* Task to carry out *
Type out the data exactly as given. Skip any image.

◇ ◇ ◇ ◇ ◇

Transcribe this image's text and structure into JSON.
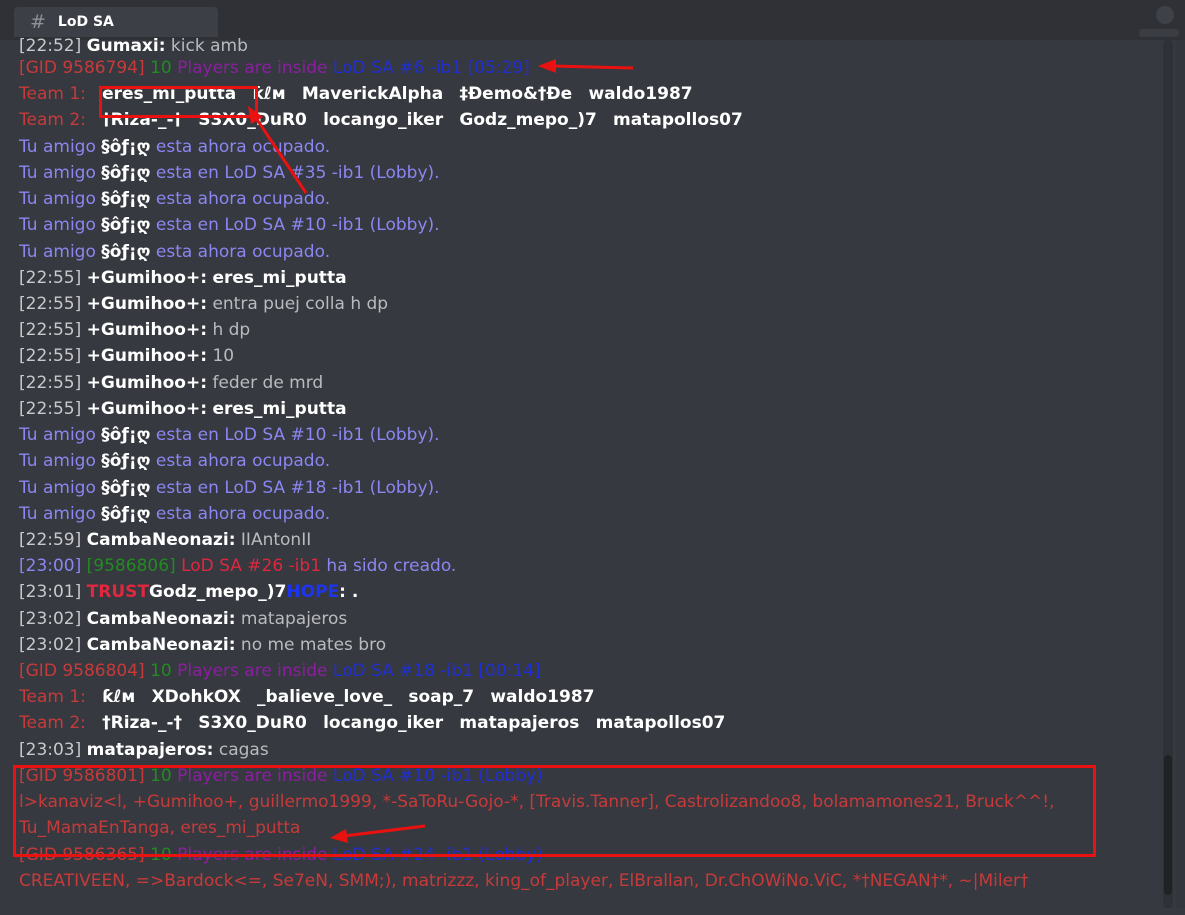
{
  "tab": {
    "icon": "hash-icon",
    "label": "LoD SA"
  },
  "chat": {
    "line0": {
      "time": "[22:52]",
      "user": "Gumaxi:",
      "text": "kick amb"
    },
    "gid1": {
      "gid": "[GID 9586794]",
      "count": "10",
      "status": "Players are inside",
      "game": "LoD SA #6 -ib1",
      "time": "[05:29]"
    },
    "team1a": {
      "label": "Team 1:",
      "players": [
        "eres_mi_putta",
        "ƙℓм",
        "MaverickAlpha",
        "‡Ðemo&†Ðe",
        "waldo1987"
      ]
    },
    "team2a": {
      "label": "Team 2:",
      "players": [
        "†Riza-_-†",
        "S3X0_DuR0",
        "locango_iker",
        "Godz_mepo_)7",
        "matapollos07"
      ]
    },
    "friend": "§ôƒ¡ღ",
    "friend_prefix": "Tu amigo",
    "busy_text": "esta ahora ocupado.",
    "lobby35": "esta en LoD SA #35 -ib1 (Lobby).",
    "lobby10": "esta en LoD SA #10 -ib1 (Lobby).",
    "lobby18": "esta en LoD SA #18 -ib1 (Lobby).",
    "msgs1": [
      {
        "time": "[22:55]",
        "user": "+Gumihoo+:",
        "text": "eres_mi_putta",
        "bold": true
      },
      {
        "time": "[22:55]",
        "user": "+Gumihoo+:",
        "text": "entra puej colla h dp"
      },
      {
        "time": "[22:55]",
        "user": "+Gumihoo+:",
        "text": "h dp"
      },
      {
        "time": "[22:55]",
        "user": "+Gumihoo+:",
        "text": "10"
      },
      {
        "time": "[22:55]",
        "user": "+Gumihoo+:",
        "text": "feder de mrd"
      },
      {
        "time": "[22:55]",
        "user": "+Gumihoo+:",
        "text": "eres_mi_putta",
        "bold": true
      }
    ],
    "m2259": {
      "time": "[22:59]",
      "user": "CambaNeonazi:",
      "text": "IIAntonII"
    },
    "created": {
      "time": "[23:00]",
      "gid": "[9586806]",
      "game": "LoD SA #26 -ib1",
      "text": "ha sido creado."
    },
    "trust": {
      "time": "[23:01]",
      "pre": "TRUST",
      "name": "Godz_mepo_)7",
      "post": "HOPE",
      "text": ": ."
    },
    "m2302a": {
      "time": "[23:02]",
      "user": "CambaNeonazi:",
      "text": "matapajeros"
    },
    "m2302b": {
      "time": "[23:02]",
      "user": "CambaNeonazi:",
      "text": "no me mates bro"
    },
    "gid2": {
      "gid": "[GID 9586804]",
      "count": "10",
      "status": "Players are inside",
      "game": "LoD SA #18 -ib1",
      "time": "[00:14]"
    },
    "team1b": {
      "label": "Team 1:",
      "players": [
        "ƙℓм",
        "XDohkOX",
        "_balieve_love_",
        "soap_7",
        "waldo1987"
      ]
    },
    "team2b": {
      "label": "Team 2:",
      "players": [
        "†Riza-_-†",
        "S3X0_DuR0",
        "locango_iker",
        "matapajeros",
        "matapollos07"
      ]
    },
    "m2303": {
      "time": "[23:03]",
      "user": "matapajeros:",
      "text": "cagas"
    },
    "gid3": {
      "gid": "[GID 9586801]",
      "count": "10",
      "status": "Players are inside",
      "game": "LoD SA #10 -ib1 (Lobby)"
    },
    "list3a": "l>kanaviz<l, +Gumihoo+, guillermo1999, *-SaToRu-Gojo-*, [Travis.Tanner], Castrolizandoo8, bolamamones21, Bruck^^!,",
    "list3b": "Tu_MamaEnTanga, eres_mi_putta",
    "gid4": {
      "gid": "[GID 9586365]",
      "count": "10",
      "status": "Players are inside",
      "game": "LoD SA #24 -ib1 (Lobby)"
    },
    "list4": "CREATIVEEN, =>Bardock<=, Se7eN, SMM;), matrizzz, king_of_player, ElBrallan, Dr.ChOWiNo.ViC, *†NEGAN†*, ~|Miler†"
  },
  "colors": {
    "annotation": "#ea1111",
    "background": "#36393f"
  }
}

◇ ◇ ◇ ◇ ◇

* Answer below *
Transcribe this image's text and structure into JSON.
{
  "tab": {
    "icon": "hash-icon",
    "label": "LoD SA"
  },
  "chat": {
    "line0": {
      "time": "[22:52]",
      "user": "Gumaxi:",
      "text": "kick amb"
    },
    "gid1": {
      "gid": "[GID 9586794]",
      "count": "10",
      "status": "Players are inside",
      "game": "LoD SA #6 -ib1",
      "time": "[05:29]"
    },
    "team1a": {
      "label": "Team 1:",
      "players": [
        "eres_mi_putta",
        "ƙℓм",
        "MaverickAlpha",
        "‡Ðemo&†Ðe",
        "waldo1987"
      ]
    },
    "team2a": {
      "label": "Team 2:",
      "players": [
        "†Riza-_-†",
        "S3X0_DuR0",
        "locango_iker",
        "Godz_mepo_)7",
        "matapollos07"
      ]
    },
    "friend": "§ôƒ¡ღ",
    "friend_prefix": "Tu amigo",
    "busy_text": "esta ahora ocupado.",
    "lobby35": "esta en LoD SA #35 -ib1 (Lobby).",
    "lobby10": "esta en LoD SA #10 -ib1 (Lobby).",
    "lobby18": "esta en LoD SA #18 -ib1 (Lobby).",
    "msgs1": [
      {
        "time": "[22:55]",
        "user": "+Gumihoo+:",
        "text": "eres_mi_putta",
        "bold": true
      },
      {
        "time": "[22:55]",
        "user": "+Gumihoo+:",
        "text": "entra puej colla h dp"
      },
      {
        "time": "[22:55]",
        "user": "+Gumihoo+:",
        "text": "h dp"
      },
      {
        "time": "[22:55]",
        "user": "+Gumihoo+:",
        "text": "10"
      },
      {
        "time": "[22:55]",
        "user": "+Gumihoo+:",
        "text": "feder de mrd"
      },
      {
        "time": "[22:55]",
        "user": "+Gumihoo+:",
        "text": "eres_mi_putta",
        "bold": true
      }
    ],
    "m2259": {
      "time": "[22:59]",
      "user": "CambaNeonazi:",
      "text": "IIAntonII"
    },
    "created": {
      "time": "[23:00]",
      "gid": "[9586806]",
      "game": "LoD SA #26 -ib1",
      "text": "ha sido creado."
    },
    "trust": {
      "time": "[23:01]",
      "pre": "TRUST",
      "name": "Godz_mepo_)7",
      "post": "HOPE",
      "text": ": ."
    },
    "m2302a": {
      "time": "[23:02]",
      "user": "CambaNeonazi:",
      "text": "matapajeros"
    },
    "m2302b": {
      "time": "[23:02]",
      "user": "CambaNeonazi:",
      "text": "no me mates bro"
    },
    "gid2": {
      "gid": "[GID 9586804]",
      "count": "10",
      "status": "Players are inside",
      "game": "LoD SA #18 -ib1",
      "time": "[00:14]"
    },
    "team1b": {
      "label": "Team 1:",
      "players": [
        "ƙℓм",
        "XDohkOX",
        "_balieve_love_",
        "soap_7",
        "waldo1987"
      ]
    },
    "team2b": {
      "label": "Team 2:",
      "players": [
        "†Riza-_-†",
        "S3X0_DuR0",
        "locango_iker",
        "matapajeros",
        "matapollos07"
      ]
    },
    "m2303": {
      "time": "[23:03]",
      "user": "matapajeros:",
      "text": "cagas"
    },
    "gid3": {
      "gid": "[GID 9586801]",
      "count": "10",
      "status": "Players are inside",
      "game": "LoD SA #10 -ib1 (Lobby)"
    },
    "list3a": "l>kanaviz<l, +Gumihoo+, guillermo1999, *-SaToRu-Gojo-*, [Travis.Tanner], Castrolizandoo8, bolamamones21, Bruck^^!,",
    "list3b": "Tu_MamaEnTanga, eres_mi_putta",
    "gid4": {
      "gid": "[GID 9586365]",
      "count": "10",
      "status": "Players are inside",
      "game": "LoD SA #24 -ib1 (Lobby)"
    },
    "list4": "CREATIVEEN, =>Bardock<=, Se7eN, SMM;), matrizzz, king_of_player, ElBrallan, Dr.ChOWiNo.ViC, *†NEGAN†*, ~|Miler†"
  },
  "colors": {
    "annotation": "#ea1111",
    "background": "#36393f"
  }
}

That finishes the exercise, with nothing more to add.